Work order — Write out all of the data without omission, exactly as shown.

Exercise inputs —
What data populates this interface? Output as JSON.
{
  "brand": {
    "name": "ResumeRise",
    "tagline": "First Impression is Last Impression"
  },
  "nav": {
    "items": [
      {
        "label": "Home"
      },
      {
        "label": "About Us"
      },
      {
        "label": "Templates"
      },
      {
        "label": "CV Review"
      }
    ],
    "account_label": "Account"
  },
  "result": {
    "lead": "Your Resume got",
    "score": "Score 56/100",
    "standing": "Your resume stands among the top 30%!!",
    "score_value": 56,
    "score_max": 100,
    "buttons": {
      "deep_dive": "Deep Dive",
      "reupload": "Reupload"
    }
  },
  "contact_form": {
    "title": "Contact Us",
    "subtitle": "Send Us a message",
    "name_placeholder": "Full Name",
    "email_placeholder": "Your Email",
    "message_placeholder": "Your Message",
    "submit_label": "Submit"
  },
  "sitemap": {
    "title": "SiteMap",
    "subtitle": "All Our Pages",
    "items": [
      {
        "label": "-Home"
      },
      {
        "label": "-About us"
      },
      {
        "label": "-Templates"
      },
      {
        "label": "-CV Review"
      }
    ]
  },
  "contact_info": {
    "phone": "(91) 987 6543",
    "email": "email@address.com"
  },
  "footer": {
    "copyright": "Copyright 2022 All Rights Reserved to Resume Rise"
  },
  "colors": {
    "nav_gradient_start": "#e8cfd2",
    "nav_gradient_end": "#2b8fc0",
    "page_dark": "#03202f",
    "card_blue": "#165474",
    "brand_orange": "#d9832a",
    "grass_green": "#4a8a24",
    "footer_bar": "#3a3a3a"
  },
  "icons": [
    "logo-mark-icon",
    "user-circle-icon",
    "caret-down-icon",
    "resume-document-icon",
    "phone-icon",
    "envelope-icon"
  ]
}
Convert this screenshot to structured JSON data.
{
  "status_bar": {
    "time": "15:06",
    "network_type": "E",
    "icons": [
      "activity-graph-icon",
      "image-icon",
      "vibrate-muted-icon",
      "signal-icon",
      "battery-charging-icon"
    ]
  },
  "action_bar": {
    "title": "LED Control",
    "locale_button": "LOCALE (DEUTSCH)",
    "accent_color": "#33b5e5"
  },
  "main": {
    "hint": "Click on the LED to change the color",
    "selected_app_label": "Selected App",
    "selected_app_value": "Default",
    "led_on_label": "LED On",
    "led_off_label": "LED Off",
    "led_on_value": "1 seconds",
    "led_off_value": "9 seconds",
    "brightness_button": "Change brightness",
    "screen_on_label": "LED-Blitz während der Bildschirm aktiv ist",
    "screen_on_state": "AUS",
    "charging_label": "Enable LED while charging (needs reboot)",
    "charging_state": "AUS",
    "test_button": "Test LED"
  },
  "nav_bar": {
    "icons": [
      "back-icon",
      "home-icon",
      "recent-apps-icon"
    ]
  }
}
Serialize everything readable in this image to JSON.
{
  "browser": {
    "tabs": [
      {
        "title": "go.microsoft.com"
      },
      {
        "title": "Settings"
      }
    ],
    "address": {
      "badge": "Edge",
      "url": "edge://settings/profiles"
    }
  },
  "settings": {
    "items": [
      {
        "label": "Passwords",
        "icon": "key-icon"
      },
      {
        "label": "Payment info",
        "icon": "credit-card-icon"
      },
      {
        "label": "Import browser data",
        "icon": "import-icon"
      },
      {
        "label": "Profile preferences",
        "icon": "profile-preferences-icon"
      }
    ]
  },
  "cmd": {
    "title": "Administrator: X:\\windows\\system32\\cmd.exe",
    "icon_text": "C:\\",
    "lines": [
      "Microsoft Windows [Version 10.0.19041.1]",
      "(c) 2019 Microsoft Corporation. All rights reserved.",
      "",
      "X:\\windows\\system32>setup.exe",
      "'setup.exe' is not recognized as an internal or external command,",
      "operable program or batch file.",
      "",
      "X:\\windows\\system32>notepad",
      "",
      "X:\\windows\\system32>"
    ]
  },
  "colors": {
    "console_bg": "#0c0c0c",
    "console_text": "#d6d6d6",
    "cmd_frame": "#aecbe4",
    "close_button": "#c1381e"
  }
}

Answer to the exercise —
What data populates this interface? Output as JSON.
{
  "brand": {
    "name": "ResumeRise",
    "tagline": "First Impression is Last Impression"
  },
  "nav": {
    "items": [
      {
        "label": "Home"
      },
      {
        "label": "About Us"
      },
      {
        "label": "Templates"
      },
      {
        "label": "CV Review"
      }
    ],
    "account_label": "Account"
  },
  "result": {
    "lead": "Your Resume got",
    "score": "Score 56/100",
    "standing": "Your resume stands among the top 30%!!",
    "score_value": 56,
    "score_max": 100,
    "buttons": {
      "deep_dive": "Deep Dive",
      "reupload": "Reupload"
    }
  },
  "contact_form": {
    "title": "Contact Us",
    "subtitle": "Send Us a message",
    "name_placeholder": "Full Name",
    "email_placeholder": "Your Email",
    "message_placeholder": "Your Message",
    "submit_label": "Submit"
  },
  "sitemap": {
    "title": "SiteMap",
    "subtitle": "All Our Pages",
    "items": [
      {
        "label": "-Home"
      },
      {
        "label": "-About us"
      },
      {
        "label": "-Templates"
      },
      {
        "label": "-CV Review"
      }
    ]
  },
  "contact_info": {
    "phone": "(91) 987 6543",
    "email": "email@address.com"
  },
  "footer": {
    "copyright": "Copyright 2022 All Rights Reserved to Resume Rise"
  },
  "colors": {
    "nav_gradient_start": "#e8cfd2",
    "nav_gradient_end": "#2b8fc0",
    "page_dark": "#03202f",
    "card_blue": "#165474",
    "brand_orange": "#d9832a",
    "grass_green": "#4a8a24",
    "footer_bar": "#3a3a3a"
  },
  "icons": [
    "logo-mark-icon",
    "user-circle-icon",
    "caret-down-icon",
    "resume-document-icon",
    "phone-icon",
    "envelope-icon"
  ]
}
Convert this screenshot to structured JSON data.
{
  "status_bar": {
    "time": "15:06",
    "network_type": "E",
    "icons": [
      "activity-graph-icon",
      "image-icon",
      "vibrate-muted-icon",
      "signal-icon",
      "battery-charging-icon"
    ]
  },
  "action_bar": {
    "title": "LED Control",
    "locale_button": "LOCALE (DEUTSCH)",
    "accent_color": "#33b5e5"
  },
  "main": {
    "hint": "Click on the LED to change the color",
    "selected_app_label": "Selected App",
    "selected_app_value": "Default",
    "led_on_label": "LED On",
    "led_off_label": "LED Off",
    "led_on_value": "1 seconds",
    "led_off_value": "9 seconds",
    "brightness_button": "Change brightness",
    "screen_on_label": "LED-Blitz während der Bildschirm aktiv ist",
    "screen_on_state": "AUS",
    "charging_label": "Enable LED while charging (needs reboot)",
    "charging_state": "AUS",
    "test_button": "Test LED"
  },
  "nav_bar": {
    "icons": [
      "back-icon",
      "home-icon",
      "recent-apps-icon"
    ]
  }
}
Serialize everything readable in this image to JSON.
{
  "browser": {
    "tabs": [
      {
        "title": "go.microsoft.com"
      },
      {
        "title": "Settings"
      }
    ],
    "address": {
      "badge": "Edge",
      "url": "edge://settings/profiles"
    }
  },
  "settings": {
    "items": [
      {
        "label": "Passwords",
        "icon": "key-icon"
      },
      {
        "label": "Payment info",
        "icon": "credit-card-icon"
      },
      {
        "label": "Import browser data",
        "icon": "import-icon"
      },
      {
        "label": "Profile preferences",
        "icon": "profile-preferences-icon"
      }
    ]
  },
  "cmd": {
    "title": "Administrator: X:\\windows\\system32\\cmd.exe",
    "icon_text": "C:\\",
    "lines": [
      "Microsoft Windows [Version 10.0.19041.1]",
      "(c) 2019 Microsoft Corporation. All rights reserved.",
      "",
      "X:\\windows\\system32>setup.exe",
      "'setup.exe' is not recognized as an internal or external command,",
      "operable program or batch file.",
      "",
      "X:\\windows\\system32>notepad",
      "",
      "X:\\windows\\system32>"
    ]
  },
  "colors": {
    "console_bg": "#0c0c0c",
    "console_text": "#d6d6d6",
    "cmd_frame": "#aecbe4",
    "close_button": "#c1381e"
  }
}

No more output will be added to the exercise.